Instructions to follow:
Isolate every line in the records below with "Andrade" in it.

Data provided:
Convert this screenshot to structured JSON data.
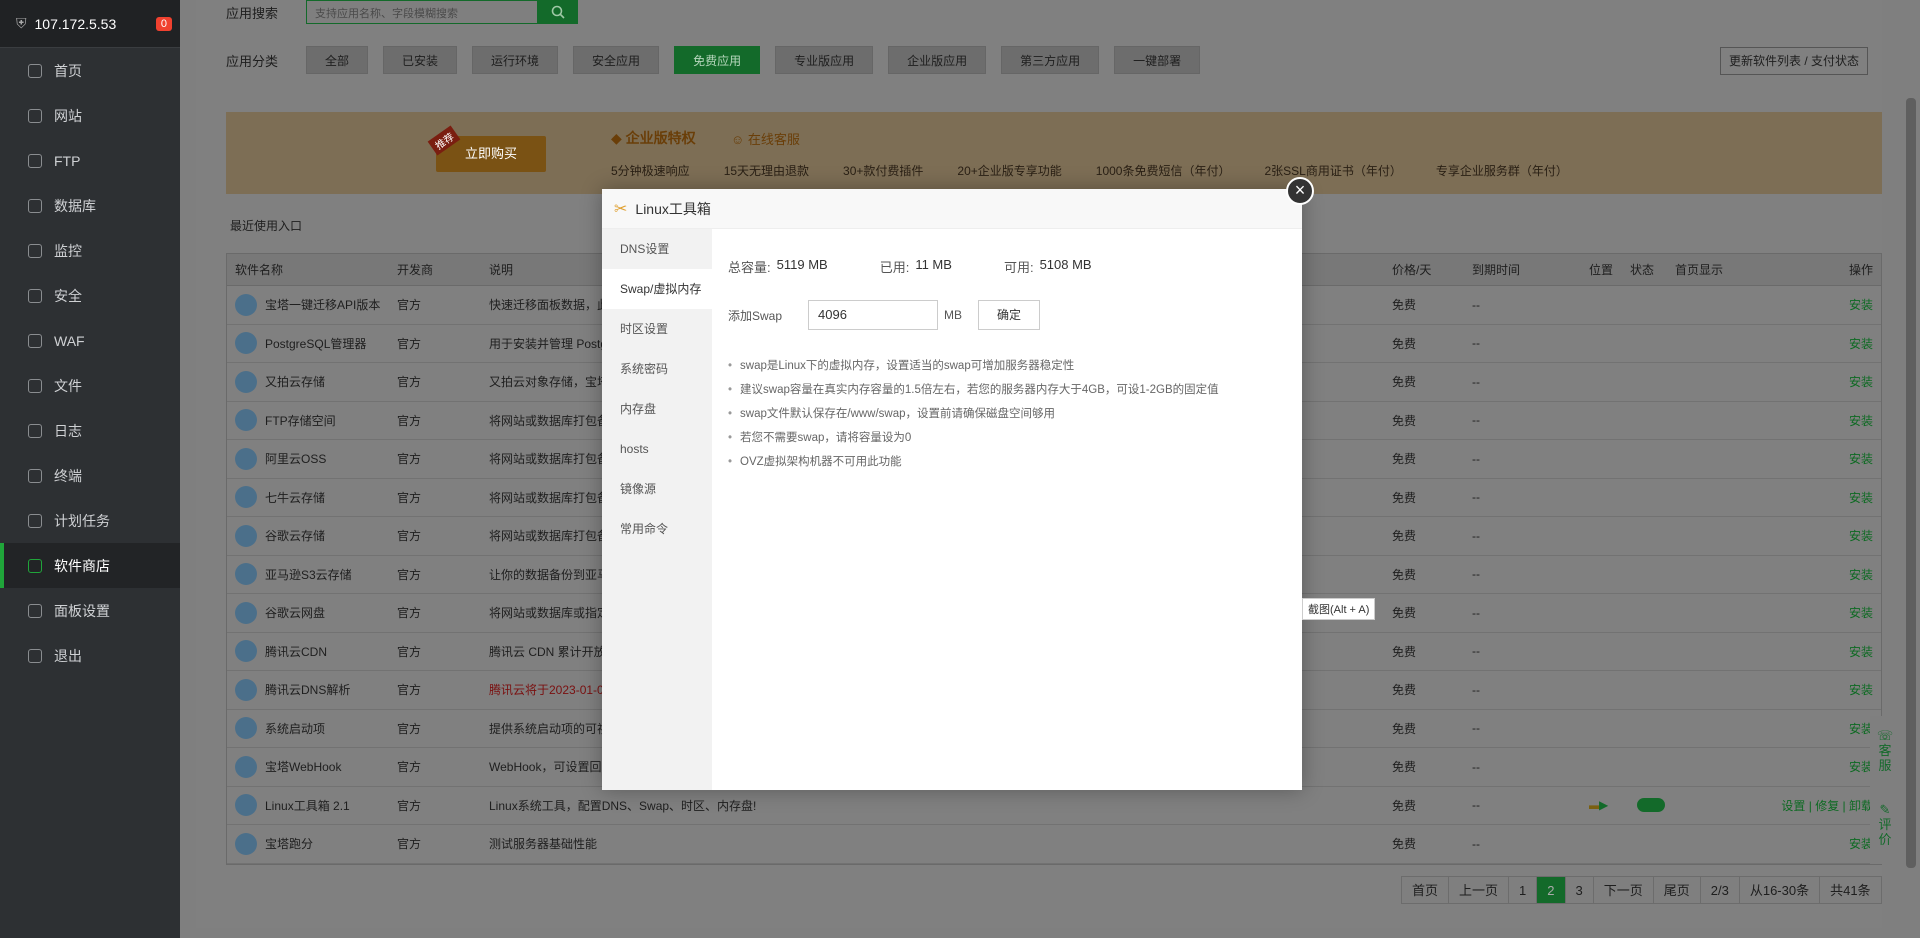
{
  "sidebar": {
    "ip": "107.172.5.53",
    "badge": "0",
    "items": [
      {
        "label": "首页",
        "icon": "home-icon"
      },
      {
        "label": "网站",
        "icon": "globe-icon"
      },
      {
        "label": "FTP",
        "icon": "ftp-icon"
      },
      {
        "label": "数据库",
        "icon": "database-icon"
      },
      {
        "label": "监控",
        "icon": "monitor-icon"
      },
      {
        "label": "安全",
        "icon": "shield-icon"
      },
      {
        "label": "WAF",
        "icon": "waf-icon"
      },
      {
        "label": "文件",
        "icon": "folder-icon"
      },
      {
        "label": "日志",
        "icon": "log-icon"
      },
      {
        "label": "终端",
        "icon": "terminal-icon"
      },
      {
        "label": "计划任务",
        "icon": "clock-icon"
      },
      {
        "label": "软件商店",
        "icon": "store-icon"
      },
      {
        "label": "面板设置",
        "icon": "gear-icon"
      },
      {
        "label": "退出",
        "icon": "logout-icon"
      }
    ],
    "active_index": 11
  },
  "search": {
    "label": "应用搜索",
    "placeholder": "支持应用名称、字段模糊搜索"
  },
  "categories": {
    "label": "应用分类",
    "items": [
      "全部",
      "已安装",
      "运行环境",
      "安全应用",
      "免费应用",
      "专业版应用",
      "企业版应用",
      "第三方应用",
      "一键部署"
    ],
    "active_index": 4
  },
  "update_button": "更新软件列表 / 支付状态",
  "banner": {
    "tag": "推荐",
    "buy": "立即购买",
    "title": "企业版特权",
    "service": "在线客服",
    "features": [
      "5分钟极速响应",
      "15天无理由退款",
      "30+款付费插件",
      "20+企业版专享功能",
      "1000条免费短信（年付）",
      "2张SSL商用证书（年付）",
      "专享企业服务群（年付）"
    ]
  },
  "recent_label": "最近使用入口",
  "table": {
    "headers": {
      "name": "软件名称",
      "dev": "开发商",
      "desc": "说明",
      "price": "价格/天",
      "expire": "到期时间",
      "pos": "位置",
      "status": "状态",
      "home": "首页显示",
      "op": "操作"
    },
    "rows": [
      {
        "name": "宝塔一键迁移API版本",
        "dev": "官方",
        "desc": "快速迁移面板数据，此",
        "price": "免费",
        "expire": "--",
        "op": "安装"
      },
      {
        "name": "PostgreSQL管理器",
        "dev": "官方",
        "desc": "用于安装并管理 Postgr",
        "price": "免费",
        "expire": "--",
        "op": "安装"
      },
      {
        "name": "又拍云存储",
        "dev": "官方",
        "desc": "又拍云对象存储，宝塔",
        "price": "免费",
        "expire": "--",
        "op": "安装"
      },
      {
        "name": "FTP存储空间",
        "dev": "官方",
        "desc": "将网站或数据库打包备份",
        "price": "免费",
        "expire": "--",
        "op": "安装"
      },
      {
        "name": "阿里云OSS",
        "dev": "官方",
        "desc": "将网站或数据库打包备份",
        "price": "免费",
        "expire": "--",
        "op": "安装"
      },
      {
        "name": "七牛云存储",
        "dev": "官方",
        "desc": "将网站或数据库打包备份",
        "price": "免费",
        "expire": "--",
        "op": "安装"
      },
      {
        "name": "谷歌云存储",
        "dev": "官方",
        "desc": "将网站或数据库打包备份",
        "price": "免费",
        "expire": "--",
        "op": "安装"
      },
      {
        "name": "亚马逊S3云存储",
        "dev": "官方",
        "desc": "让你的数据备份到亚马逊",
        "price": "免费",
        "expire": "--",
        "op": "安装"
      },
      {
        "name": "谷歌云网盘",
        "dev": "官方",
        "desc": "将网站或数据库或指定目",
        "price": "免费",
        "expire": "--",
        "op": "安装"
      },
      {
        "name": "腾讯云CDN",
        "dev": "官方",
        "desc": "腾讯云 CDN 累计开放了",
        "price": "免费",
        "expire": "--",
        "op": "安装"
      },
      {
        "name": "腾讯云DNS解析",
        "dev": "官方",
        "desc": "腾讯云将于2023-01-01",
        "price": "免费",
        "expire": "--",
        "op": "安装"
      },
      {
        "name": "系统启动项",
        "dev": "官方",
        "desc": "提供系统启动项的可视化",
        "price": "免费",
        "expire": "--",
        "op": "安装"
      },
      {
        "name": "宝塔WebHook",
        "dev": "官方",
        "desc": "WebHook，可设置回调",
        "price": "免费",
        "expire": "--",
        "op": "安装"
      },
      {
        "name": "Linux工具箱 2.1",
        "dev": "官方",
        "desc": "Linux系统工具，配置DNS、Swap、时区、内存盘!",
        "price": "免费",
        "expire": "--",
        "op": "设置 | 修复 | 卸载"
      },
      {
        "name": "宝塔跑分",
        "dev": "官方",
        "desc": "测试服务器基础性能",
        "price": "免费",
        "expire": "--",
        "op": "安装"
      }
    ]
  },
  "pager": [
    "首页",
    "上一页",
    "1",
    "2",
    "3",
    "下一页",
    "尾页",
    "2/3",
    "从16-30条",
    "共41条"
  ],
  "pager_current": "2",
  "float": {
    "service": "客服",
    "review": "评价"
  },
  "modal": {
    "title": "Linux工具箱",
    "close": "×",
    "nav": [
      "DNS设置",
      "Swap/虚拟内存",
      "时区设置",
      "系统密码",
      "内存盘",
      "hosts",
      "镜像源",
      "常用命令"
    ],
    "nav_active": 1,
    "total_label": "总容量:",
    "total": "5119 MB",
    "used_label": "已用:",
    "used": "11 MB",
    "free_label": "可用:",
    "free": "5108 MB",
    "add_label": "添加Swap",
    "add_value": "4096",
    "unit": "MB",
    "confirm": "确定",
    "tips": [
      "swap是Linux下的虚拟内存，设置适当的swap可增加服务器稳定性",
      "建议swap容量在真实内存容量的1.5倍左右，若您的服务器内存大于4GB，可设1-2GB的固定值",
      "swap文件默认保存在/www/swap，设置前请确保磁盘空间够用",
      "若您不需要swap，请将容量设为0",
      "OVZ虚拟架构机器不可用此功能"
    ]
  },
  "tooltip": "截图(Alt + A)"
}
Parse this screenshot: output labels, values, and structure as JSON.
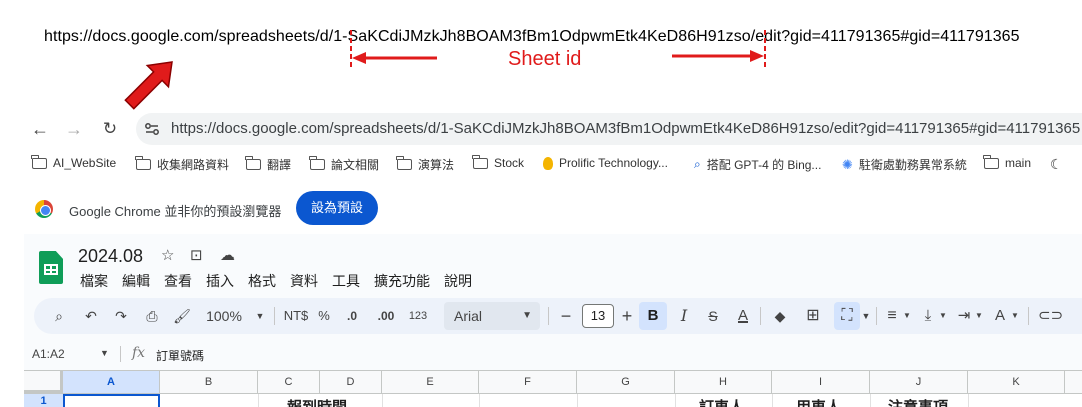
{
  "annotation": {
    "url": "https://docs.google.com/spreadsheets/d/1-SaKCdiJMzkJh8BOAM3fBm1OdpwmEtk4KeD86H91zso/edit?gid=411791365#gid=411791365",
    "label": "Sheet id",
    "colors": {
      "accent": "#e01b1b"
    }
  },
  "browser": {
    "url": "https://docs.google.com/spreadsheets/d/1-SaKCdiJMzkJh8BOAM3fBm1OdpwmEtk4KeD86H91zso/edit?gid=411791365#gid=411791365",
    "bookmarks": [
      {
        "label": "AI_WebSite",
        "icon": "folder-icon"
      },
      {
        "label": "收集網路資料",
        "icon": "folder-icon"
      },
      {
        "label": "翻譯",
        "icon": "folder-icon"
      },
      {
        "label": "論文相關",
        "icon": "folder-icon"
      },
      {
        "label": "演算法",
        "icon": "folder-icon"
      },
      {
        "label": "Stock",
        "icon": "folder-icon"
      },
      {
        "label": "Prolific Technology...",
        "icon": "bulb-icon"
      },
      {
        "label": "搭配 GPT-4 的 Bing...",
        "icon": "search-icon"
      },
      {
        "label": "駐衛處勤務異常系統",
        "icon": "app-icon"
      },
      {
        "label": "main",
        "icon": "folder-icon"
      }
    ],
    "infobar": {
      "text": "Google Chrome 並非你的預設瀏覽器",
      "button": "設為預設"
    }
  },
  "sheet": {
    "title": "2024.08",
    "menus": [
      "檔案",
      "編輯",
      "查看",
      "插入",
      "格式",
      "資料",
      "工具",
      "擴充功能",
      "說明"
    ],
    "toolbar": {
      "zoom": "100%",
      "currency": "NT$",
      "percent": "%",
      "dec_decrease": ".0",
      "dec_increase": ".00",
      "number_format": "123",
      "font": "Arial",
      "font_size": "13"
    },
    "name_box": "A1:A2",
    "formula": "訂單號碼",
    "columns": [
      "A",
      "B",
      "C",
      "D",
      "E",
      "F",
      "G",
      "H",
      "I",
      "J",
      "K"
    ],
    "row1": {
      "number": "1",
      "c": "報到時間",
      "h": "訂車人",
      "i": "用車人",
      "j": "注意事項"
    }
  }
}
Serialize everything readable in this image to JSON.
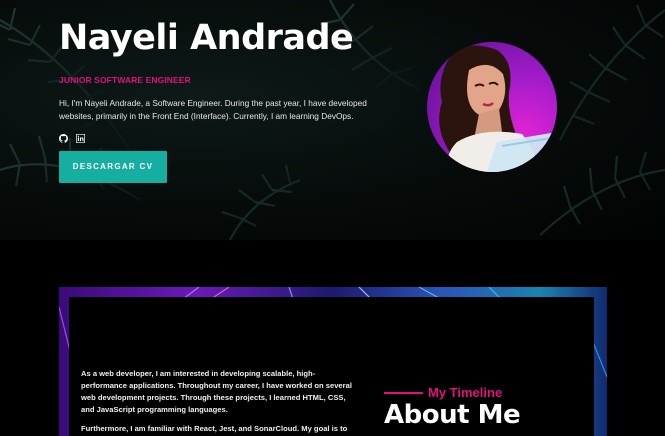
{
  "hero": {
    "name": "Nayeli Andrade",
    "role": "JUNIOR SOFTWARE ENGINEER",
    "bio": "Hi, I'm Nayeli Andrade, a Software Engineer. During the past year, I have developed websites, primarily in the Front End (Interface). Currently, I am learning DevOps.",
    "socials": [
      {
        "icon": "github-icon"
      },
      {
        "icon": "linkedin-icon"
      }
    ],
    "cv_button": "DESCARGAR CV",
    "accent_color": "#e0117f",
    "button_color": "#17aea2"
  },
  "about": {
    "paragraphs": [
      "As a web developer, I am interested in developing scalable, high-performance applications. Throughout my career, I have worked on several web development projects. Through these projects, I learned HTML, CSS, and JavaScript programming languages.",
      "Furthermore, I am familiar with React, Jest, and SonarCloud. My goal is to get"
    ],
    "timeline_label": "My Timeline",
    "title": "About Me"
  }
}
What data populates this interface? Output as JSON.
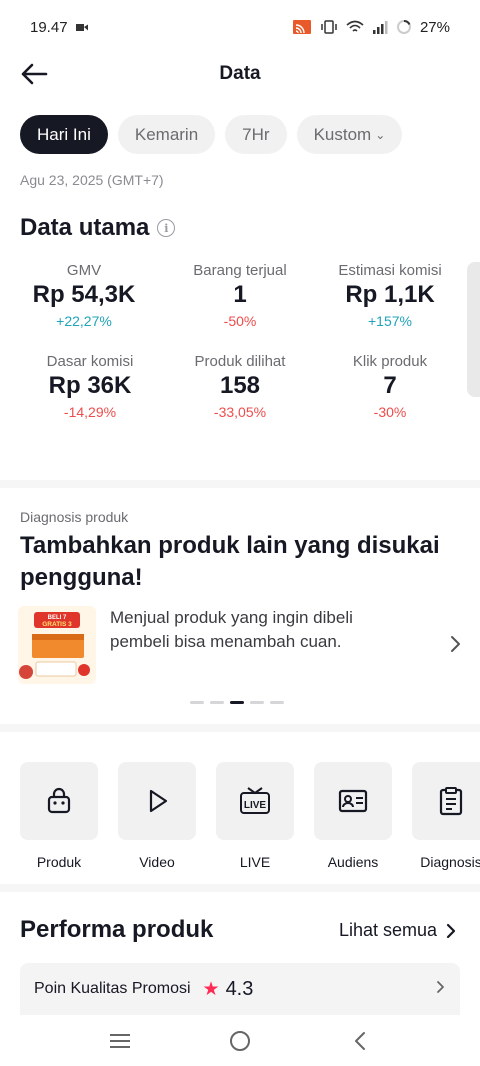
{
  "status_bar": {
    "time": "19.47",
    "battery": "27%"
  },
  "header": {
    "title": "Data"
  },
  "filters": {
    "chips": [
      {
        "label": "Hari Ini"
      },
      {
        "label": "Kemarin"
      },
      {
        "label": "7Hr"
      },
      {
        "label": "Kustom"
      }
    ],
    "selected": "Hari Ini"
  },
  "date_text": "Agu 23, 2025 (GMT+7)",
  "data_utama": {
    "title": "Data utama",
    "metrics": [
      {
        "label": "GMV",
        "value": "Rp 54,3K",
        "change": "+22,27%",
        "trend": "up"
      },
      {
        "label": "Barang terjual",
        "value": "1",
        "change": "-50%",
        "trend": "down"
      },
      {
        "label": "Estimasi komisi",
        "value": "Rp 1,1K",
        "change": "+157%",
        "trend": "up"
      },
      {
        "label": "Dasar komisi",
        "value": "Rp 36K",
        "change": "-14,29%",
        "trend": "down"
      },
      {
        "label": "Produk dilihat",
        "value": "158",
        "change": "-33,05%",
        "trend": "down"
      },
      {
        "label": "Klik produk",
        "value": "7",
        "change": "-30%",
        "trend": "down"
      }
    ]
  },
  "diagnosis": {
    "label": "Diagnosis produk",
    "title": "Tambahkan produk lain yang disukai pengguna!",
    "description": "Menjual produk yang ingin dibeli pembeli bisa menambah cuan.",
    "thumb_text_top": "BELI 7",
    "thumb_text_bottom": "GRATIS 3",
    "slides": 5,
    "active_slide": 2
  },
  "shortcuts": [
    {
      "label": "Produk",
      "icon": "shopping-bag-icon"
    },
    {
      "label": "Video",
      "icon": "play-icon"
    },
    {
      "label": "LIVE",
      "icon": "live-icon",
      "icon_text": "LIVE"
    },
    {
      "label": "Audiens",
      "icon": "id-card-icon"
    },
    {
      "label": "Diagnosis",
      "icon": "clipboard-icon"
    }
  ],
  "performa": {
    "title": "Performa produk",
    "see_all": "Lihat semua",
    "quality_label": "Poin Kualitas Promosi",
    "quality_score": "4.3"
  },
  "colors": {
    "positive": "#20a4b8",
    "negative": "#ee4d4d",
    "star": "#fe2c55",
    "chip_active_bg": "#161823",
    "chip_bg": "#f1f1f2"
  }
}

Answer:
    "name": "Nayeli Andrade",
    "bio": "Hi, I'm Nayeli Andrade, a Software Engineer. During the past year, I have developed websites, primarily in the Front End (Interface). Currently, I am learning DevOps.",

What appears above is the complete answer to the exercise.